Data extracted from a collection:
>>>

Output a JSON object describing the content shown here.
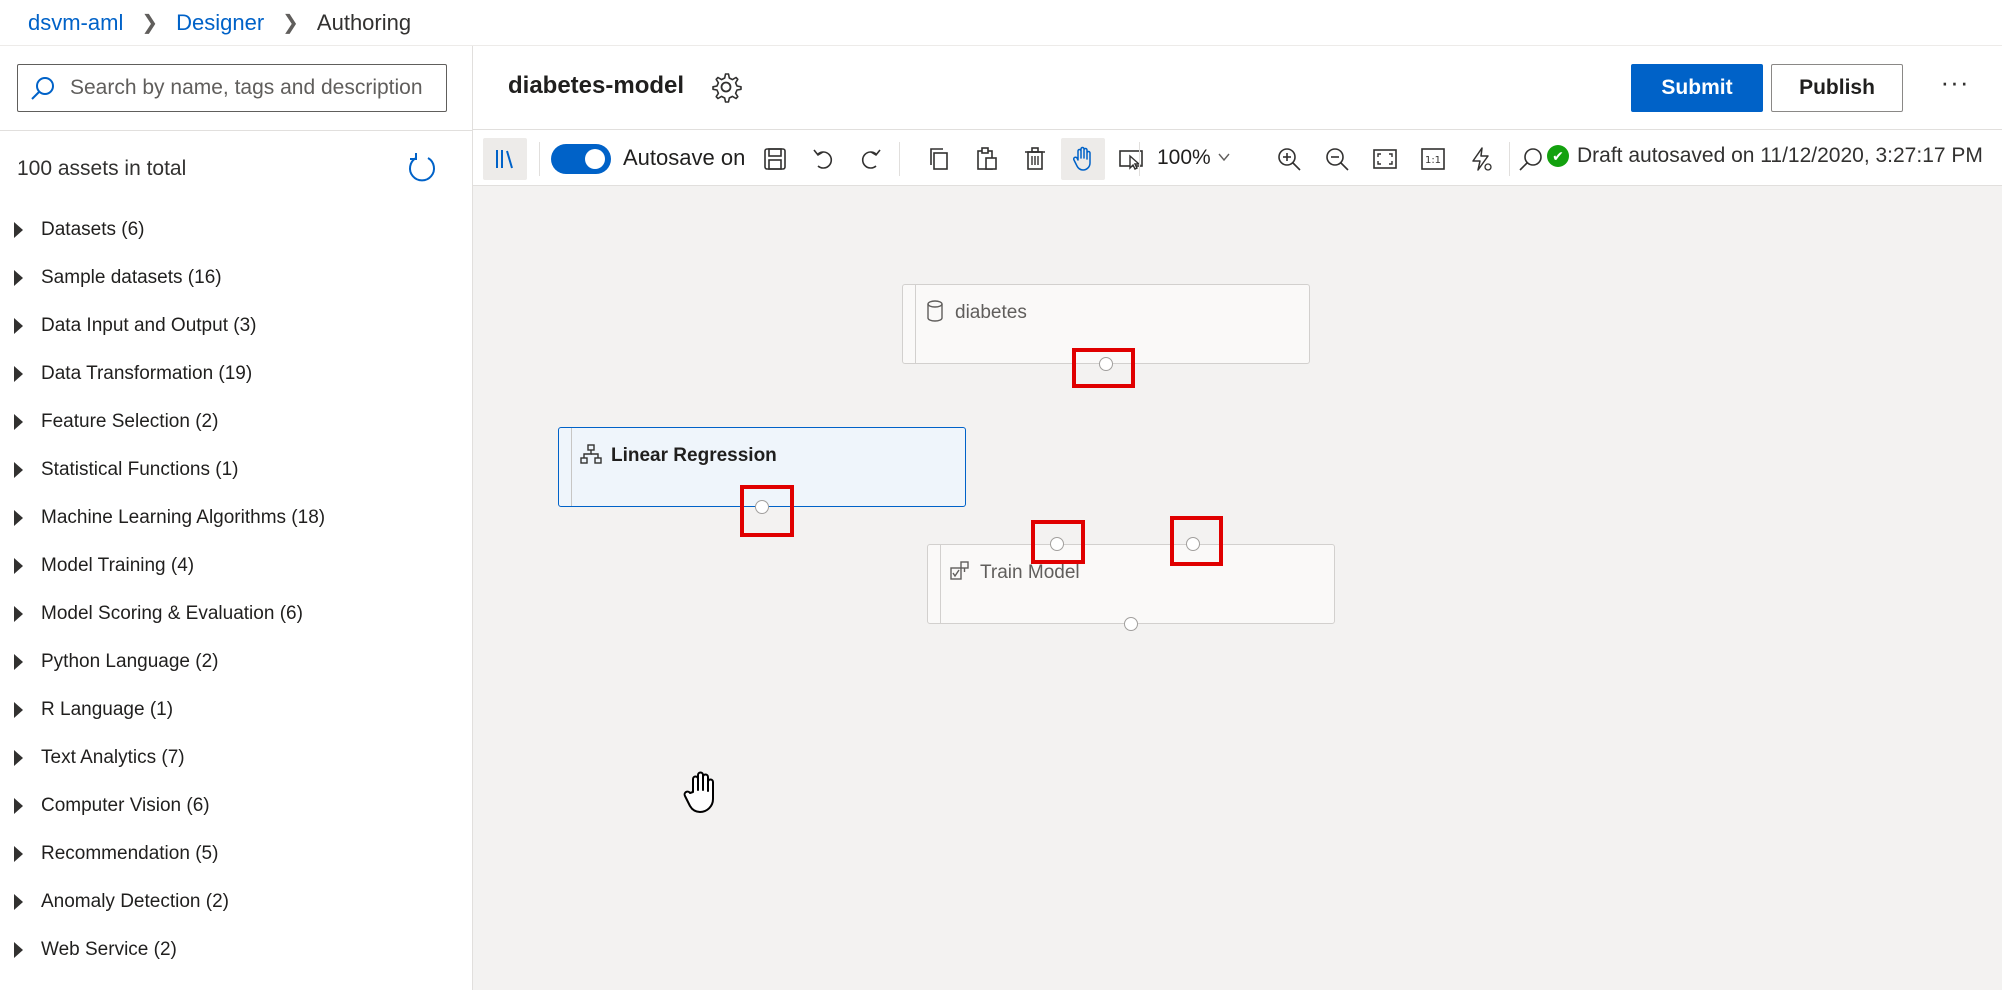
{
  "breadcrumb": {
    "workspace": "dsvm-aml",
    "section": "Designer",
    "current": "Authoring"
  },
  "left_panel": {
    "search_placeholder": "Search by name, tags and description",
    "assets_total": "100 assets in total",
    "categories": [
      {
        "label": "Datasets (6)"
      },
      {
        "label": "Sample datasets (16)"
      },
      {
        "label": "Data Input and Output (3)"
      },
      {
        "label": "Data Transformation (19)"
      },
      {
        "label": "Feature Selection (2)"
      },
      {
        "label": "Statistical Functions (1)"
      },
      {
        "label": "Machine Learning Algorithms (18)"
      },
      {
        "label": "Model Training (4)"
      },
      {
        "label": "Model Scoring & Evaluation (6)"
      },
      {
        "label": "Python Language (2)"
      },
      {
        "label": "R Language (1)"
      },
      {
        "label": "Text Analytics (7)"
      },
      {
        "label": "Computer Vision (6)"
      },
      {
        "label": "Recommendation (5)"
      },
      {
        "label": "Anomaly Detection (2)"
      },
      {
        "label": "Web Service (2)"
      }
    ]
  },
  "header": {
    "pipeline_title": "diabetes-model",
    "submit_label": "Submit",
    "publish_label": "Publish",
    "more_label": "···"
  },
  "toolbar": {
    "autosave_label": "Autosave on",
    "autosave_on": true,
    "zoom": "100%",
    "status": "Draft autosaved on 11/12/2020, 3:27:17 PM"
  },
  "canvas": {
    "nodes": {
      "diabetes": {
        "label": "diabetes",
        "icon": "dataset-icon"
      },
      "linear_regression": {
        "label": "Linear Regression",
        "icon": "algorithm-icon",
        "selected": true
      },
      "train_model": {
        "label": "Train Model",
        "icon": "train-module-icon"
      }
    }
  },
  "colors": {
    "accent": "#0062c8",
    "highlight": "#e00000",
    "success": "#13a10e",
    "canvas_bg": "#f3f2f1"
  }
}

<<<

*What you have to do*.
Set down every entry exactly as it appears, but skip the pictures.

*Task solution*.
Output a JSON object describing the content shown here.
{
  "breadcrumb": {
    "workspace": "dsvm-aml",
    "section": "Designer",
    "current": "Authoring"
  },
  "left_panel": {
    "search_placeholder": "Search by name, tags and description",
    "assets_total": "100 assets in total",
    "categories": [
      {
        "label": "Datasets (6)"
      },
      {
        "label": "Sample datasets (16)"
      },
      {
        "label": "Data Input and Output (3)"
      },
      {
        "label": "Data Transformation (19)"
      },
      {
        "label": "Feature Selection (2)"
      },
      {
        "label": "Statistical Functions (1)"
      },
      {
        "label": "Machine Learning Algorithms (18)"
      },
      {
        "label": "Model Training (4)"
      },
      {
        "label": "Model Scoring & Evaluation (6)"
      },
      {
        "label": "Python Language (2)"
      },
      {
        "label": "R Language (1)"
      },
      {
        "label": "Text Analytics (7)"
      },
      {
        "label": "Computer Vision (6)"
      },
      {
        "label": "Recommendation (5)"
      },
      {
        "label": "Anomaly Detection (2)"
      },
      {
        "label": "Web Service (2)"
      }
    ]
  },
  "header": {
    "pipeline_title": "diabetes-model",
    "submit_label": "Submit",
    "publish_label": "Publish",
    "more_label": "···"
  },
  "toolbar": {
    "autosave_label": "Autosave on",
    "autosave_on": true,
    "zoom": "100%",
    "status": "Draft autosaved on 11/12/2020, 3:27:17 PM"
  },
  "canvas": {
    "nodes": {
      "diabetes": {
        "label": "diabetes",
        "icon": "dataset-icon"
      },
      "linear_regression": {
        "label": "Linear Regression",
        "icon": "algorithm-icon",
        "selected": true
      },
      "train_model": {
        "label": "Train Model",
        "icon": "train-module-icon"
      }
    }
  },
  "colors": {
    "accent": "#0062c8",
    "highlight": "#e00000",
    "success": "#13a10e",
    "canvas_bg": "#f3f2f1"
  }
}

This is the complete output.